Protein Could Warn of Heart Failure
Another study suggests high levels of GRK2 point to danger
MONDAY, Sept. 11, 2006 (HealthDay News) -- Levels of a protein called GRK2, which plays an important regulatory role in heart failure, are higher in patients with failing hearts than in those with normal hearts, U.S. researchers report.
The finding supports previous research that identified GRK2 as a potential biomarker for heart failure.
In this study, researchers at Thomas Jefferson University in Philadelphia analyzed white blood cells from 20 heart failure patients and 30 people without heart disease, checking their levels of GRK2.
"We have confirmed that GRK2 in white blood cells is elevated in human patients with failing hearts when compared to subjects with normal left ventricular function. The GRK2 levels in heart failure patients were three to four times higher," study author Dr. Amit Mittal, a heart failure research fellow at Jefferson Medical College, said in a prepared statement.
The study was to be presented Monday at the annual scientific meeting of the Heart Failure Society of America, in Seattle.

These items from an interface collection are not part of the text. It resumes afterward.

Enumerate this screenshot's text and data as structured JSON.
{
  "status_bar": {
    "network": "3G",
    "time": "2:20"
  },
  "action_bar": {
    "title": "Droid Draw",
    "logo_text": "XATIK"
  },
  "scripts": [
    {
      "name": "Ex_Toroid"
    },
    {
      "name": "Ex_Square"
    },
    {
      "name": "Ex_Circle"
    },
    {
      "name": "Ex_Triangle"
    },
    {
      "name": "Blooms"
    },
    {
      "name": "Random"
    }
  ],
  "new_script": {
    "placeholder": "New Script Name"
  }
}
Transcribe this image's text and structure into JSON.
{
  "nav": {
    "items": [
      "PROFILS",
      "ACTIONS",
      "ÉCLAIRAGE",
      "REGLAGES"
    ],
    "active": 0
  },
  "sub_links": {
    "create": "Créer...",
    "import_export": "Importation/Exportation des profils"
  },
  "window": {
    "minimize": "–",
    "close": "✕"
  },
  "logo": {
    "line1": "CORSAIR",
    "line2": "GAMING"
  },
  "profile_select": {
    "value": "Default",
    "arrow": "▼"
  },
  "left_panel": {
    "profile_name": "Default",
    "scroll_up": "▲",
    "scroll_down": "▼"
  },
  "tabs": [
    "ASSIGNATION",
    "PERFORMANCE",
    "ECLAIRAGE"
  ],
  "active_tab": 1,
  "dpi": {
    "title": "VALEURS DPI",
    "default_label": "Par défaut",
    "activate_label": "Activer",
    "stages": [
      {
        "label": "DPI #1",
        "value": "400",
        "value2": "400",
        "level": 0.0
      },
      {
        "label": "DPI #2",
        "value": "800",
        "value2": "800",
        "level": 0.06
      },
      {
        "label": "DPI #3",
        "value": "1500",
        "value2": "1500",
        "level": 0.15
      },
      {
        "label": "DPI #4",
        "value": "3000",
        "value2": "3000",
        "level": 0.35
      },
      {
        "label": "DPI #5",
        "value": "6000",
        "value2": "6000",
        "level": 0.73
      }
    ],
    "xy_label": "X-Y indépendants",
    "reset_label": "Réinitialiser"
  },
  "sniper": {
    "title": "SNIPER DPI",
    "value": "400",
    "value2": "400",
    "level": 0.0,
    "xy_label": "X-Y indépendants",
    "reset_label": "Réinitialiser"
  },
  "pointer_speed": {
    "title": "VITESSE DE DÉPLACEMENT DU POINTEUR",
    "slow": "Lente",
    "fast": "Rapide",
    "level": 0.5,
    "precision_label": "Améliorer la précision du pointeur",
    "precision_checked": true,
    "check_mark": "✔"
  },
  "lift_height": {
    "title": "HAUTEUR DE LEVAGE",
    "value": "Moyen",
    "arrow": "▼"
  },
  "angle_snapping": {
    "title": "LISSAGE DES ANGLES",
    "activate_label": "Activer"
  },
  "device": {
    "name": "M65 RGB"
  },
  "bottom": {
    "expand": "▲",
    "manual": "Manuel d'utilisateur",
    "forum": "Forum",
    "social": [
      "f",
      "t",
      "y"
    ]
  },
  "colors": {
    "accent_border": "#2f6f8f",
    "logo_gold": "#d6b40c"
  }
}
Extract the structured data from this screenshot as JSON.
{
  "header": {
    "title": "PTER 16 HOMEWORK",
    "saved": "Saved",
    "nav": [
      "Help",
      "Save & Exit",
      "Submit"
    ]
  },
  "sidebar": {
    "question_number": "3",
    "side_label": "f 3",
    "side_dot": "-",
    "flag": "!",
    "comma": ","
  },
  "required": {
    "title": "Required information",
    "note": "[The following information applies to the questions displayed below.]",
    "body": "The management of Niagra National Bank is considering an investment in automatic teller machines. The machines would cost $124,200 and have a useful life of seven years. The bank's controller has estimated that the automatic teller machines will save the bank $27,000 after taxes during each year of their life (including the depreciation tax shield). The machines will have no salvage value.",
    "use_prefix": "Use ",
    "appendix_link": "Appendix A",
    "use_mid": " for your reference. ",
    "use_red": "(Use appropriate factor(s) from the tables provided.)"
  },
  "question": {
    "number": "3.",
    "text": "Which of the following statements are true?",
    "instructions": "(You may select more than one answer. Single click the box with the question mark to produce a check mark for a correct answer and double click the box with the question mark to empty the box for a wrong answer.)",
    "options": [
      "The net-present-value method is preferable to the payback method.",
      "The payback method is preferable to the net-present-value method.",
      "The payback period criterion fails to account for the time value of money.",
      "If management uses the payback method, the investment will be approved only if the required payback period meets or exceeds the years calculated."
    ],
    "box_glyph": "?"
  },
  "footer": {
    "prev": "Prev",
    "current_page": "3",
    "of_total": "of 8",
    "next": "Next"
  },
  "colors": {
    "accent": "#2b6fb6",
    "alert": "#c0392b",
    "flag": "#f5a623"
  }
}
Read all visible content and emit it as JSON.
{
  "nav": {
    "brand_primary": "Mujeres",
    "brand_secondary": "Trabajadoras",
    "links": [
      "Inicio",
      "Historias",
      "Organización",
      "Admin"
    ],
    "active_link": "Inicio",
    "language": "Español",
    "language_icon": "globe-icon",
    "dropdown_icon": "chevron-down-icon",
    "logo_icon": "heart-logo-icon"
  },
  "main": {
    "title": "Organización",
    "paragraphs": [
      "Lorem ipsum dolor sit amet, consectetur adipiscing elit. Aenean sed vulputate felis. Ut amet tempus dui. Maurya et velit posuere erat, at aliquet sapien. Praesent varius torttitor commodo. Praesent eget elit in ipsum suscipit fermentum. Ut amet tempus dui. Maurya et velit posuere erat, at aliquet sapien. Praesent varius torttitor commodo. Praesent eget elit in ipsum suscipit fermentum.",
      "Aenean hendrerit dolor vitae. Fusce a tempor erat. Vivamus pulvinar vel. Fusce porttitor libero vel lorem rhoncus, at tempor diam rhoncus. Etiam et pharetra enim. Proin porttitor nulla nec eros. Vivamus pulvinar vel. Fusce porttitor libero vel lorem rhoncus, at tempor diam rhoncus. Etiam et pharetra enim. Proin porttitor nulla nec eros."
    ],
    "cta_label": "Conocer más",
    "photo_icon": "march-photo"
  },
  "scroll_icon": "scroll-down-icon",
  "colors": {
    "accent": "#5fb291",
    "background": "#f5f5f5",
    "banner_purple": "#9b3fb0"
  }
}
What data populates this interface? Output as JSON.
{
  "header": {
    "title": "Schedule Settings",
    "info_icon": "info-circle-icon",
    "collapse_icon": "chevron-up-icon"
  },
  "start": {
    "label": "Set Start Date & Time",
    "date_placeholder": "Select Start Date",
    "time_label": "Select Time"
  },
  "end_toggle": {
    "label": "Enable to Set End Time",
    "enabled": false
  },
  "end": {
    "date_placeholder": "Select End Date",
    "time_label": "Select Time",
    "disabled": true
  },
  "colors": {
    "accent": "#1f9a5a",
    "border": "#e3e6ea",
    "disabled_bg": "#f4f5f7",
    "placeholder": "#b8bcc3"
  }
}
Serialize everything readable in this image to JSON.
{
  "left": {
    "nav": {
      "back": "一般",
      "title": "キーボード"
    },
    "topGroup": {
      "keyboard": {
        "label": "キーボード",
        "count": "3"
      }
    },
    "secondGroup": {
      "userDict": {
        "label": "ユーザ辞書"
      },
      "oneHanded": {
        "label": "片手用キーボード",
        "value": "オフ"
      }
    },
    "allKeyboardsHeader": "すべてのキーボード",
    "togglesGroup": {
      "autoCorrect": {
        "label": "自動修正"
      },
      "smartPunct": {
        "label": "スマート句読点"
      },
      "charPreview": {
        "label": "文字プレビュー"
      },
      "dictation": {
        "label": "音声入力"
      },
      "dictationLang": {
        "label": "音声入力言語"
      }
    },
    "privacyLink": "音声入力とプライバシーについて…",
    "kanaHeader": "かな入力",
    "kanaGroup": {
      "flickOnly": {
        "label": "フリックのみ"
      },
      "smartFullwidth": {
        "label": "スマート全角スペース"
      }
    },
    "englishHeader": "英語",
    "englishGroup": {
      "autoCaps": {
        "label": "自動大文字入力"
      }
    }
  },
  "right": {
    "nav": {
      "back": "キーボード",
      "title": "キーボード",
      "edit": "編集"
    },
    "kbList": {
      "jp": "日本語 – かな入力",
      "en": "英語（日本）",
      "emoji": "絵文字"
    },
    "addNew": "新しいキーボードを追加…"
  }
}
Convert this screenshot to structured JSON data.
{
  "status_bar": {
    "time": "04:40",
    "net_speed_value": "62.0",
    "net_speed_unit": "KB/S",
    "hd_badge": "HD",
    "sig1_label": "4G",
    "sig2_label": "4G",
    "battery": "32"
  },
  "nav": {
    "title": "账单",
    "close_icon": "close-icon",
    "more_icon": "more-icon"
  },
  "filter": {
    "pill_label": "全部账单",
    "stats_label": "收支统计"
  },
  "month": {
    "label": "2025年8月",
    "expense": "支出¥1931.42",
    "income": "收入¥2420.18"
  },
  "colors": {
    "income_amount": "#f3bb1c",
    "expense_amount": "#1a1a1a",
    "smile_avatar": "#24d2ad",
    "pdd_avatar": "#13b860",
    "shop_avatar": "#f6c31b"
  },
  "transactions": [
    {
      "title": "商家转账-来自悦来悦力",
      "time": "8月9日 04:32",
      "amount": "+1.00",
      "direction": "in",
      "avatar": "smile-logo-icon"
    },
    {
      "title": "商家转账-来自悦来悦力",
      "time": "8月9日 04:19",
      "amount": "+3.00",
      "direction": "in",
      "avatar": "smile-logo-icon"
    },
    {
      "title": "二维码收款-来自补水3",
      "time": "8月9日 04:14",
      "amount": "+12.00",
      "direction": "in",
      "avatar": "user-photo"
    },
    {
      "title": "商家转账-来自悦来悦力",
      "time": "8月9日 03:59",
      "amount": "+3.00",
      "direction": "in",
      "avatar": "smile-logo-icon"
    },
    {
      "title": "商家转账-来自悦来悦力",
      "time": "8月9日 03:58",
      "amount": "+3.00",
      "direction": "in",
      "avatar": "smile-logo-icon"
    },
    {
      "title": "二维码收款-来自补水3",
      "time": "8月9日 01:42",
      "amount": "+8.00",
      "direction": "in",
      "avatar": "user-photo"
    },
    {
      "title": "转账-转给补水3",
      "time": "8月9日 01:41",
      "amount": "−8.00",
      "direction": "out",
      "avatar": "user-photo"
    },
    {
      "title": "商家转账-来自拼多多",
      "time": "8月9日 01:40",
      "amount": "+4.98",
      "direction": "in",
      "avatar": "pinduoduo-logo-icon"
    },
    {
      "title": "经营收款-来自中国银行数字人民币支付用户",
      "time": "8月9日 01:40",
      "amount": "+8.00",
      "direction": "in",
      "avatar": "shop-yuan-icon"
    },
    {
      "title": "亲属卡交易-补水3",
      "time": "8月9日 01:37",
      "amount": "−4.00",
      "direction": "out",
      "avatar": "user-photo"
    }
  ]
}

"These findings add to the growing evidence that GRK2 is a biomarker for heart failure," Dr. Walter Koch, director of the Center for Translational Medicine at Jefferson Medical College, said in a prepared statement.
In previous research, Koch had found that GRK2 was elevated in failing hearts and that during the development of heart failure the protein had contributed to the loss of the heart's contractile strength.
"Future studies will compare GRK2 levels in heart failure patients treated with standard prescription drugs and device therapy to test our hypothesis that GRK2 can be a surrogate marker for determination of a given patient's response to treatment," Koch said.
The American Heart Association has more about heart failure.